TASK PROMPT —
Whenever the word "JSON" turns up in a line of the data below, copy that line.

THE DATA —
· · · · · · ·
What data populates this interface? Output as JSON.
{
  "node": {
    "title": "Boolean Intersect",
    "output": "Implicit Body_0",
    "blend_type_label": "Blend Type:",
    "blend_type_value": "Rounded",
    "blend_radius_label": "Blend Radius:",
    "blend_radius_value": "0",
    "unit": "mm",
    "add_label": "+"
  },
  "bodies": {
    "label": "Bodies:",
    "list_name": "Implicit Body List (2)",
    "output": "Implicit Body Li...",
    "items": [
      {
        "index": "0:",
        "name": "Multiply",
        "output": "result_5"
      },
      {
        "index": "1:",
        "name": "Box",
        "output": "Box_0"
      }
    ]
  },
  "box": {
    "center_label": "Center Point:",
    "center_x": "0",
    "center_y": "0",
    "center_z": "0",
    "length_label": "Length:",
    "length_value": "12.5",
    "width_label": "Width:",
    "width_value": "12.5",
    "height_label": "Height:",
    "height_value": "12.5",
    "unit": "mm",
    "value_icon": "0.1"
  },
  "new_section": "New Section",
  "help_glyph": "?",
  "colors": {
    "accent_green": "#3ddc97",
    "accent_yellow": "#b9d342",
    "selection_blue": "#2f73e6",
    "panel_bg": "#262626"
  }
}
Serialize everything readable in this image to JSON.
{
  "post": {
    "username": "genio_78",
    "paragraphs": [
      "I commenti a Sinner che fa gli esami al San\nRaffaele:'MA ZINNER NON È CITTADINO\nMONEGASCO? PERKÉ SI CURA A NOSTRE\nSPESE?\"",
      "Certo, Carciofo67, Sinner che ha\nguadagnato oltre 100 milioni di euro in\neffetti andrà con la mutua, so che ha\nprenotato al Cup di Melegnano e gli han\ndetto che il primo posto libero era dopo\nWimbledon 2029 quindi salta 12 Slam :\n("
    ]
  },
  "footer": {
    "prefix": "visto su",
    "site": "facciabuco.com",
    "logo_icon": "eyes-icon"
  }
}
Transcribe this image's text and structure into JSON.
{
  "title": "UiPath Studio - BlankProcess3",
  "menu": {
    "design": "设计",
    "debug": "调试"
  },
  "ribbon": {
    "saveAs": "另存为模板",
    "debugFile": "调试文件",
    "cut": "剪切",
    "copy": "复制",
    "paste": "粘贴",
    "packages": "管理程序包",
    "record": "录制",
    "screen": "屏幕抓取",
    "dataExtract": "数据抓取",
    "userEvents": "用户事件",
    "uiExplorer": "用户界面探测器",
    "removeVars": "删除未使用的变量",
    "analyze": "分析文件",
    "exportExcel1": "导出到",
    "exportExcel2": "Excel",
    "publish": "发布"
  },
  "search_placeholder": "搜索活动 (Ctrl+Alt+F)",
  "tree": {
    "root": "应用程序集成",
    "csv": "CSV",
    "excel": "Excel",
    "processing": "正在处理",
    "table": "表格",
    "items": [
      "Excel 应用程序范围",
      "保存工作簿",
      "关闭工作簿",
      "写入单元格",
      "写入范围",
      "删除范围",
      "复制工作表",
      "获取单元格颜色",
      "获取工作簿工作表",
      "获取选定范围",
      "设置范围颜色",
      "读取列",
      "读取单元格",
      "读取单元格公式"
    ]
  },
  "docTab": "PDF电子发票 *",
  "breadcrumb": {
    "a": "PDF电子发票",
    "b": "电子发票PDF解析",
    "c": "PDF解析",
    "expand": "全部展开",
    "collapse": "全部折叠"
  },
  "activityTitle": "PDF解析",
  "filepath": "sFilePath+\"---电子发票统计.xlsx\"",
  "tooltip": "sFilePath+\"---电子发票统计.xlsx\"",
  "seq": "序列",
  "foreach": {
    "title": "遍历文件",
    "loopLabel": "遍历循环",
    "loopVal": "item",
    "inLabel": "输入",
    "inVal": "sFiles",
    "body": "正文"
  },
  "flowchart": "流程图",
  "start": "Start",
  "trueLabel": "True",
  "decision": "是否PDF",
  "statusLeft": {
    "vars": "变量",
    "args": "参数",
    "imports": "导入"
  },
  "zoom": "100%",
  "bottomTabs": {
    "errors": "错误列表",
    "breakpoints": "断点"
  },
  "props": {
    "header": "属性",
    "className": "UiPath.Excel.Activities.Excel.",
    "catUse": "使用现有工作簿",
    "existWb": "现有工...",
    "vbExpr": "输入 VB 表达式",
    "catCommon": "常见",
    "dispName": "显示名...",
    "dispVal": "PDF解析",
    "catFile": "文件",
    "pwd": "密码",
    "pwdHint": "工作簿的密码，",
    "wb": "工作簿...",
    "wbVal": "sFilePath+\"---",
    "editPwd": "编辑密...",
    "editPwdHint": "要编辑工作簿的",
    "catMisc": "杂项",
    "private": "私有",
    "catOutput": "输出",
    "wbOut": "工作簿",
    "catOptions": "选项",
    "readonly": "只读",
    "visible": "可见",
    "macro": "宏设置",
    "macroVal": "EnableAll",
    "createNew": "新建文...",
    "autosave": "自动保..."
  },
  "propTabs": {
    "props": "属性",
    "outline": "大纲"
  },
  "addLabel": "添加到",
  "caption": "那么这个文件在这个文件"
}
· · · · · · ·
EXERCISE OUTPUT —
What data populates this interface? Output as JSON.
Serialize everything readable in this image to JSON.
Transcribe this image's text and structure into JSON.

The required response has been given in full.